(Excerpts from an interface dataset)
━━━━━━━━
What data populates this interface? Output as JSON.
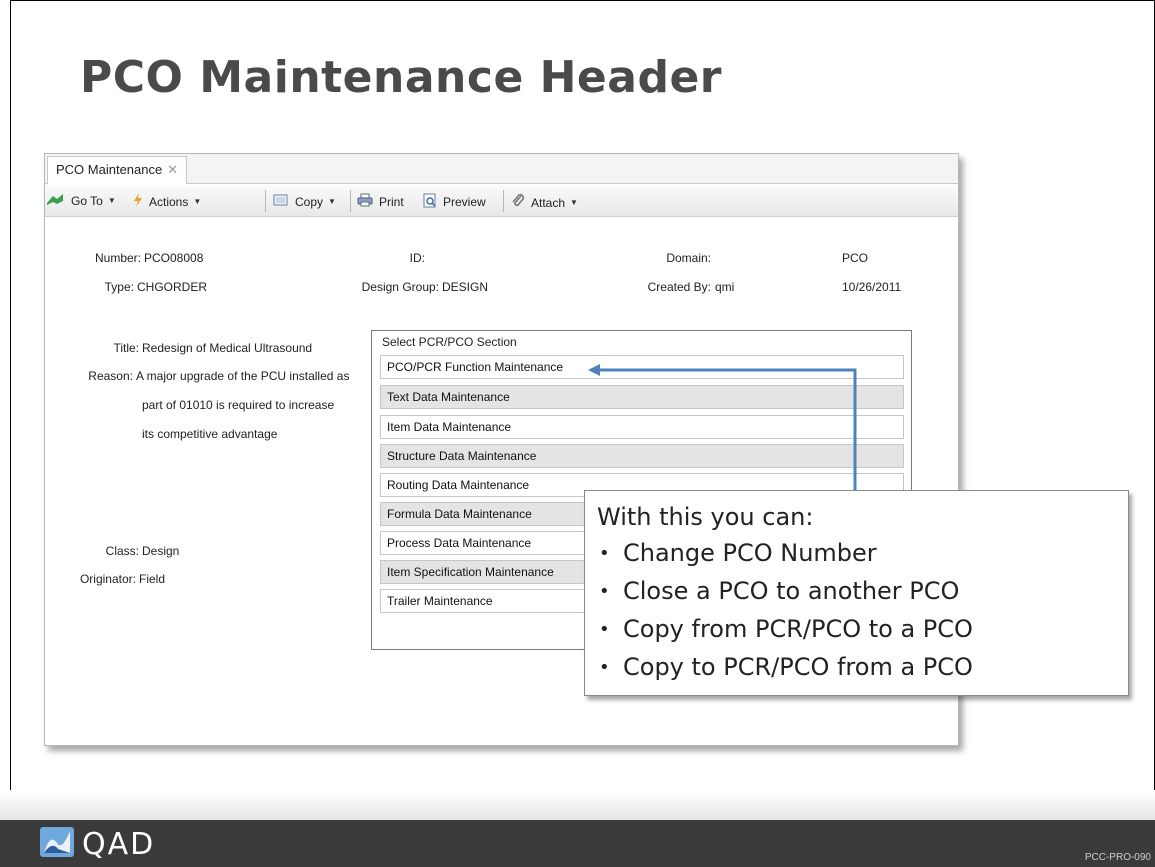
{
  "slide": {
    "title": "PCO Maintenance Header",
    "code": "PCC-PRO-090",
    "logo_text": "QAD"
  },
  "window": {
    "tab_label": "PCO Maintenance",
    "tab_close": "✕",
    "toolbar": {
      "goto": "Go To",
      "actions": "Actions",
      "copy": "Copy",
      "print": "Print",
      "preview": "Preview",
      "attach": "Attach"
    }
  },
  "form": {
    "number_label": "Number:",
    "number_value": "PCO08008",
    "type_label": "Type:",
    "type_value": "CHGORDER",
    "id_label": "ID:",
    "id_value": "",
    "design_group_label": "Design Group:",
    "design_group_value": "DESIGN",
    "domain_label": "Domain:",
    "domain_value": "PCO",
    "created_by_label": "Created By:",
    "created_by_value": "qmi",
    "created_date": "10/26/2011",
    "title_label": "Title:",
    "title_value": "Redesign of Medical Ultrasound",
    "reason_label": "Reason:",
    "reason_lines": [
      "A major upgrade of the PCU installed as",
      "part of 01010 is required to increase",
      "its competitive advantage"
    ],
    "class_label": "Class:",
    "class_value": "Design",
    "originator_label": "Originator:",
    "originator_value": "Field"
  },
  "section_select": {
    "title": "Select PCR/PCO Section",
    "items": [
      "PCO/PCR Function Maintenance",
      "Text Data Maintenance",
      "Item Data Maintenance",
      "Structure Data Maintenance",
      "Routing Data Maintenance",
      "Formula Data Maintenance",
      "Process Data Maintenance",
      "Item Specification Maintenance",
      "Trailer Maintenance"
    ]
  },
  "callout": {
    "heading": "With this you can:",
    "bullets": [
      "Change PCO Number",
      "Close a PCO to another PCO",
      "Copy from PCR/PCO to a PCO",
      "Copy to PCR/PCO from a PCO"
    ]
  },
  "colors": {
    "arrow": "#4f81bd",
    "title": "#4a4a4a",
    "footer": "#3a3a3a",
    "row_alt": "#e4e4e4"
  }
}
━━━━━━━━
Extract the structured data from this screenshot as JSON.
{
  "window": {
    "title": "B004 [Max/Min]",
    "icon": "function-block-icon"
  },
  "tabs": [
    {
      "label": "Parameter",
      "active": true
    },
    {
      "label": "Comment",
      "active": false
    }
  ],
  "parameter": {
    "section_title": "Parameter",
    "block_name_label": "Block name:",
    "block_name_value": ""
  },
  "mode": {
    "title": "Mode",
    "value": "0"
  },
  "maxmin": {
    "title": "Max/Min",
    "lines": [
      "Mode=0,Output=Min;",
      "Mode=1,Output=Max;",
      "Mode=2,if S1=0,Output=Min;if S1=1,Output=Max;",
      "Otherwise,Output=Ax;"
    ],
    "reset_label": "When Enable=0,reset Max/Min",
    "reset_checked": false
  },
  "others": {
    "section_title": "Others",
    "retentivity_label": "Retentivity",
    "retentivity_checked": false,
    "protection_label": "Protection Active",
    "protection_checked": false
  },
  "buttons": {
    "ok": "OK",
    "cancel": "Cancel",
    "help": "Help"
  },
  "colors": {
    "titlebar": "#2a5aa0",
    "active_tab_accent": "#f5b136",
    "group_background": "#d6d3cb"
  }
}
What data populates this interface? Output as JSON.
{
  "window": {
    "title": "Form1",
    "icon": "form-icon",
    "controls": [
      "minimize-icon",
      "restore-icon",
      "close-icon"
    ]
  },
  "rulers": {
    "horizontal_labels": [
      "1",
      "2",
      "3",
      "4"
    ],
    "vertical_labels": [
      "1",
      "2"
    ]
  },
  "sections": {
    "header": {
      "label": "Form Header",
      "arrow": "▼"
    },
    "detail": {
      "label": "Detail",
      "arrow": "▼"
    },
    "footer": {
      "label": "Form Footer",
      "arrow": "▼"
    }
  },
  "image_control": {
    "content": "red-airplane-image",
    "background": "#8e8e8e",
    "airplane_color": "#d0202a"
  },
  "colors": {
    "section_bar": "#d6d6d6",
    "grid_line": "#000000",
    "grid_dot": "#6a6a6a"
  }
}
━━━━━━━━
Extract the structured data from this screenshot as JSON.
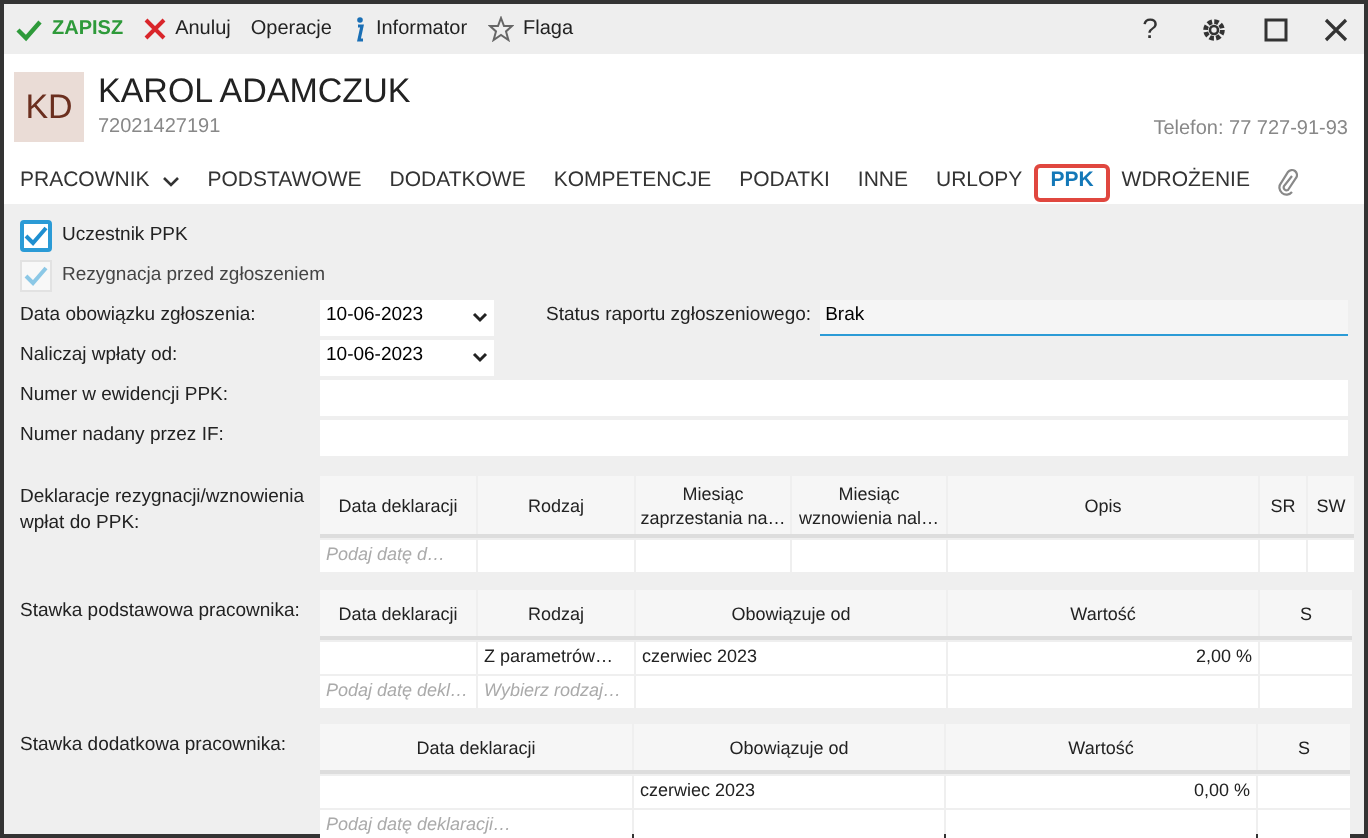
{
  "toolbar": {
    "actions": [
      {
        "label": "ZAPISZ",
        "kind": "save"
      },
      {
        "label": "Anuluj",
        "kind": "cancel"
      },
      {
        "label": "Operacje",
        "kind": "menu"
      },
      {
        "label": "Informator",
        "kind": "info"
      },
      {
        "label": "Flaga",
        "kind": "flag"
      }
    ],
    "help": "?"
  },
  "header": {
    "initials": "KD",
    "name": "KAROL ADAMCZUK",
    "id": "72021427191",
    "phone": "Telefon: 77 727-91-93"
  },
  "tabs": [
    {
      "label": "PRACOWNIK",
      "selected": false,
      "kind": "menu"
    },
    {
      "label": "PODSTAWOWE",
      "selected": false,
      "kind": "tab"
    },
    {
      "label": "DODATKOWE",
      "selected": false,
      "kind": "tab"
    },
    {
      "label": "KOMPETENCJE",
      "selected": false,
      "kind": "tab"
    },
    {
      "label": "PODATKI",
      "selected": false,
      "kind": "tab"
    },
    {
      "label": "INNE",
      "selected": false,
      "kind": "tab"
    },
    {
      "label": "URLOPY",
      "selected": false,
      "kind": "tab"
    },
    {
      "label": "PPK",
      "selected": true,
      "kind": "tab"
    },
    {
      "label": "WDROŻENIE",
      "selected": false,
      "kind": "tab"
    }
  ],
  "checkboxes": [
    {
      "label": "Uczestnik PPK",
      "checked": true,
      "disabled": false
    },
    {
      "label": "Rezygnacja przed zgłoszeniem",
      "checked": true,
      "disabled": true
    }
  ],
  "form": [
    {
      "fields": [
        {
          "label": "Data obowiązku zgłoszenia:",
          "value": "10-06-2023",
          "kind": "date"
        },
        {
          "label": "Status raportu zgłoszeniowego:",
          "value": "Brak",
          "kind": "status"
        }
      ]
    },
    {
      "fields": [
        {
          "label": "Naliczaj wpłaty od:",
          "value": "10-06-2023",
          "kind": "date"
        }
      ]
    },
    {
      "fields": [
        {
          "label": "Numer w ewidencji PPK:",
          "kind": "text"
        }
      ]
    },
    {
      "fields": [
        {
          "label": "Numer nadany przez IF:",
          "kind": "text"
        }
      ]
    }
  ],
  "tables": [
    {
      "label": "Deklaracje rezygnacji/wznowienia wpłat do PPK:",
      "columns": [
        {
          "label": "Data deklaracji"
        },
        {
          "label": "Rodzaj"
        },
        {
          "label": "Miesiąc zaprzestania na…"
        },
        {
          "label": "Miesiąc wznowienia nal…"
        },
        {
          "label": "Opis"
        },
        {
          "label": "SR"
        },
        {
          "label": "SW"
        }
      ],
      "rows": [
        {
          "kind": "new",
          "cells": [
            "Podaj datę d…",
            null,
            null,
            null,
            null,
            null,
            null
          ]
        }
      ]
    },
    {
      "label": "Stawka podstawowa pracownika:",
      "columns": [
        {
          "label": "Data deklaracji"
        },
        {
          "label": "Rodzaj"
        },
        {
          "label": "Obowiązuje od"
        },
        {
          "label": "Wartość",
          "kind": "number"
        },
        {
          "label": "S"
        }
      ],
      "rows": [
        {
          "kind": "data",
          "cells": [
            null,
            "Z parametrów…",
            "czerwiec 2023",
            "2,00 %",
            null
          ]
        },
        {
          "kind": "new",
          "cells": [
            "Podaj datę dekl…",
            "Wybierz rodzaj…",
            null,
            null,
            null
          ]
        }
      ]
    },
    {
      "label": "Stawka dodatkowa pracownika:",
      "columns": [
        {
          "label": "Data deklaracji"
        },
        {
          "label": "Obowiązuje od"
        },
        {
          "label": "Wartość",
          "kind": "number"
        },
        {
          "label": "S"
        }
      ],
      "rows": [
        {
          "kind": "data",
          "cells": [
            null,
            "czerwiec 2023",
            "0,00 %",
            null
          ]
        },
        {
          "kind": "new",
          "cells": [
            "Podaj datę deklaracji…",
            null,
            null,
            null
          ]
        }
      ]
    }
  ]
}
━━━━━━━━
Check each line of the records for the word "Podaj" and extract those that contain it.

            "Podaj datę d…",
            "Podaj datę dekl…",
            "Podaj datę deklaracji…",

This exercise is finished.